was. Estate of Selb (1948) 84 Cal. App. 2d 46, 49-52. A permanent financial power of attorney appoints someone to handle financial and legal transactions for you if you are unable to handle them yourself. Continuing powers of attorney can be structured to take effect immediately or only if you become unable to work. Unfortunately, a clear and simple test is impossible because mental performance exists in a multidimensional spectrum, whereas legal analysis requires a “yes” or “no” answer. Following the common law tradition, the Wisconsin cases introduced a three-part test to determine on a case-by-case basis whether someone was of sound mind at the time of signing a document: Since a power of attorney is one of the most important legal documents you can have, it`s important to know whether you want a standing or regular power of attorney. Like most states, Wisconsin`s mental capacity laws, which are necessary to create and amend estate planning documents, are grounded in English common law. The exact wording is found in Section 853.01 of the Wisconsin Act, which states that “any person of sound mind 18 years of age or older may make and revoke a will.” While the age requirement is simple, the exact requirements for a “common mind” are less obvious.
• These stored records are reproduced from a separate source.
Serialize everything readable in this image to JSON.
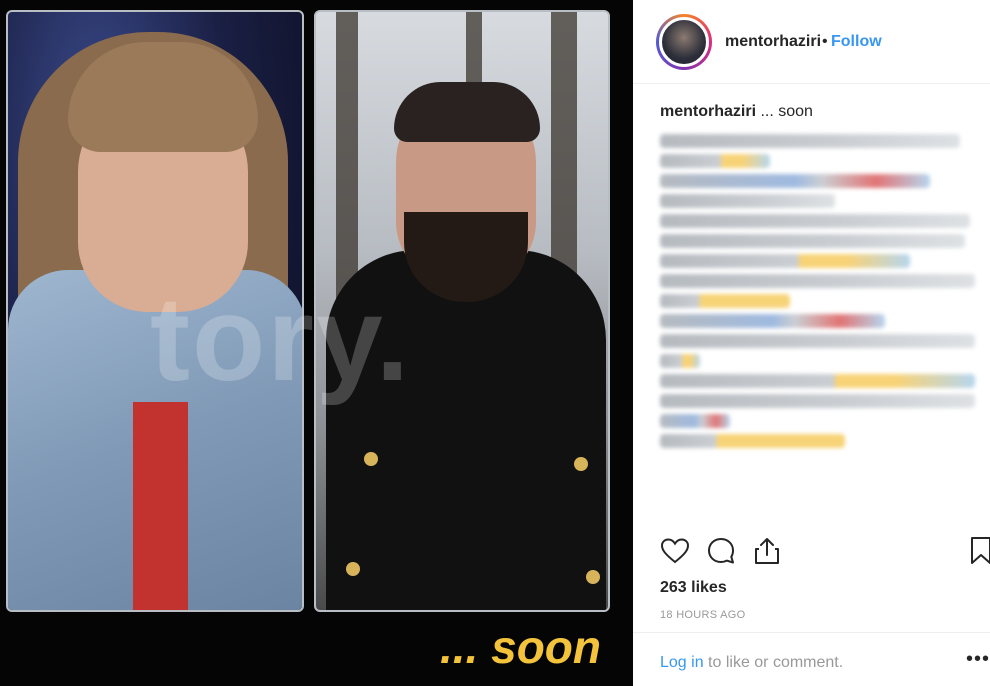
{
  "media": {
    "overlay_text": "... soon",
    "watermark": "tory.",
    "icons": {
      "left_panel": "portrait-photo",
      "right_panel": "portrait-photo"
    }
  },
  "header": {
    "username": "mentorhaziri",
    "separator": "•",
    "follow_label": "Follow",
    "icons": {
      "avatar": "profile-avatar"
    }
  },
  "caption": {
    "username": "mentorhaziri",
    "text": "... soon"
  },
  "actions": {
    "icons": [
      "heart-icon",
      "comment-icon",
      "share-icon",
      "bookmark-icon"
    ]
  },
  "likes": "263 likes",
  "timestamp": "18 HOURS AGO",
  "footer": {
    "login_link": "Log in",
    "login_rest": " to like or comment.",
    "more": "•••"
  },
  "colors": {
    "link": "#3897f0",
    "text": "#262626",
    "muted": "#999999",
    "accent_soon": "#f2c33b"
  }
}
Since the bar of probative value is a bit low, the application of the three-part test sometimes leads to results where a court concludes that the testator had a sound mind, but the layman probably wouldn`t think so. A good example of this is the rule for people who suffer from “senseless delusions.” If a testator believes all sorts of conspiracy theories and has absurd opinions on issues, but understands their estate, the natural purposes of their bonus, and the overall impact of the plan they sign, they probably have the right ability and common sense for estate planning purposes. There is some room for challenge when the foolish illusion has “materially influenced” the provision because it can be argued that the crazy illusion has affected their ability to meet the limits of the test, but even then, these challenges are difficult because courts are generally reluctant to comment on whether a belief is “crazy” or not. The line between eccentricity and madness is difficult to draw. A now-infamous 1947 case is an oft-quoted cautionary tale of a court expanding its analysis beyond strict legal issues when several male judges assessed whether a woman was “crazy” for not liking men and donating her fortune to a women`s charity. Needless to say, the case has not aged well. In one case, the court found that the testator was capable, although “eccentric”, forgetful and childish; He slept on a cot without a mattress and wore clothes so dirty and worn they fell apart; And he had a “mind that seemed to drift into other subjects.” Estate of Agnew (1944) 65 Cal.